Arthur Assaraf considers the time-shifting identities of his father and grandmother who both developed Lewy body dementia, a condition which for meant they thought they were living at a different time in their lives.

While I sat there sipping flat, caffeine-free Coke, which she insisted was the only correct form of Coke, she would tell me many stories about her life. Most of them did not make any sense. She told me, for instance, that she had been born in Morocco. As far back as we knew our family had lived in North Africa. She would also say that at some point the family ‘came back’ to France. I could not understand how you could return to a place you had never lived in before. She would show me pictures of palaces and say, look, this is where I was born, we were rich then, then we were poor, then we were rich again, then we had to leave.

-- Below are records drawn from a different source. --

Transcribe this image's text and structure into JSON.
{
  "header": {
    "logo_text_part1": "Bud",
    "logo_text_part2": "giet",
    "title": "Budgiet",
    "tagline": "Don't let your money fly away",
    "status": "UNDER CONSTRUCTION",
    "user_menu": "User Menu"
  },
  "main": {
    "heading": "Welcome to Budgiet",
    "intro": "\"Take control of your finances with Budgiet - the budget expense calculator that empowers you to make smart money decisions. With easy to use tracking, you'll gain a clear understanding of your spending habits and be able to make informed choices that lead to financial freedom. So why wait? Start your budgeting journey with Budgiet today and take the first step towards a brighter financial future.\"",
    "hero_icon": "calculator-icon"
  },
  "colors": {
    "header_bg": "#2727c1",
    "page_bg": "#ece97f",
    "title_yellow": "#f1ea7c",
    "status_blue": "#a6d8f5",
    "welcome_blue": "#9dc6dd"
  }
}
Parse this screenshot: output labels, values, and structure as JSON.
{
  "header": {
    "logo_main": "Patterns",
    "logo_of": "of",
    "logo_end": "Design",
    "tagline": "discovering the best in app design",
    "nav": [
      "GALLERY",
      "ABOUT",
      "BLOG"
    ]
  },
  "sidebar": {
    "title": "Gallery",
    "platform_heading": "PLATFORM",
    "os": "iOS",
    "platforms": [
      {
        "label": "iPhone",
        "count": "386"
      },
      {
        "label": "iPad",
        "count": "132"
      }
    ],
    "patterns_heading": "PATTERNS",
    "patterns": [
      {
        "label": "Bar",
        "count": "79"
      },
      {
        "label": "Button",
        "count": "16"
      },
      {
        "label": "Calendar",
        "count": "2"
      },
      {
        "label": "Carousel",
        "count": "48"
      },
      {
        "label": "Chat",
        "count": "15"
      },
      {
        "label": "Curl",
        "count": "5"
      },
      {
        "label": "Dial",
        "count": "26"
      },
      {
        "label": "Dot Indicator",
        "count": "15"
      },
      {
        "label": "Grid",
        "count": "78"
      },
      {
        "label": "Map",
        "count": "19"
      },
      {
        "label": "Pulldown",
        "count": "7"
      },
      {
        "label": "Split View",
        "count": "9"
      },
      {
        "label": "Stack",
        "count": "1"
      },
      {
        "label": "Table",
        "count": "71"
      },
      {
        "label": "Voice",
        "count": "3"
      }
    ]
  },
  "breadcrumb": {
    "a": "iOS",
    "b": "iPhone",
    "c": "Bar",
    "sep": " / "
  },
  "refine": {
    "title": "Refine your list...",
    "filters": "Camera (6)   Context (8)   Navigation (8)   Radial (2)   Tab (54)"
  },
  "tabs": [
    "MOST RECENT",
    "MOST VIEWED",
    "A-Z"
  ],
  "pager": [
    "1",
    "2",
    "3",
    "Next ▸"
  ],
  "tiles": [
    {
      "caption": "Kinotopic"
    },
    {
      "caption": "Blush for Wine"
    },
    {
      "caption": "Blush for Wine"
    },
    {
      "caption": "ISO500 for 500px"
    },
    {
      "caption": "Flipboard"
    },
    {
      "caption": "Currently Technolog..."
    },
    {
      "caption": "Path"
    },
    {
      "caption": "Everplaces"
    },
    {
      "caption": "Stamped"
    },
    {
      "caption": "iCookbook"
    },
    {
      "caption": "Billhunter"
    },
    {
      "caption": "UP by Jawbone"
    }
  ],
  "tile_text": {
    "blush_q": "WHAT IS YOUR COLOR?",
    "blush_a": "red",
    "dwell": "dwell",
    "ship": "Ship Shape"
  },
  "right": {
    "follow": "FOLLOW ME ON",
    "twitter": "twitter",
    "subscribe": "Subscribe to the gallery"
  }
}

My grandmother was born in 1921 in Oujda, on the border between Morocco and Algeria, to a Jewish family. Her family had roamed that land as far back as we can tell. And when the French came, they opened their mouths for colonialism, ate it, digested it, and made their own. When she told me she ‘returned’ to France when she left her native Morocco in 1956, this was not a lie: in her mind she had lived in an imaginary France her whole life. It is possible to be both native and a colonizer.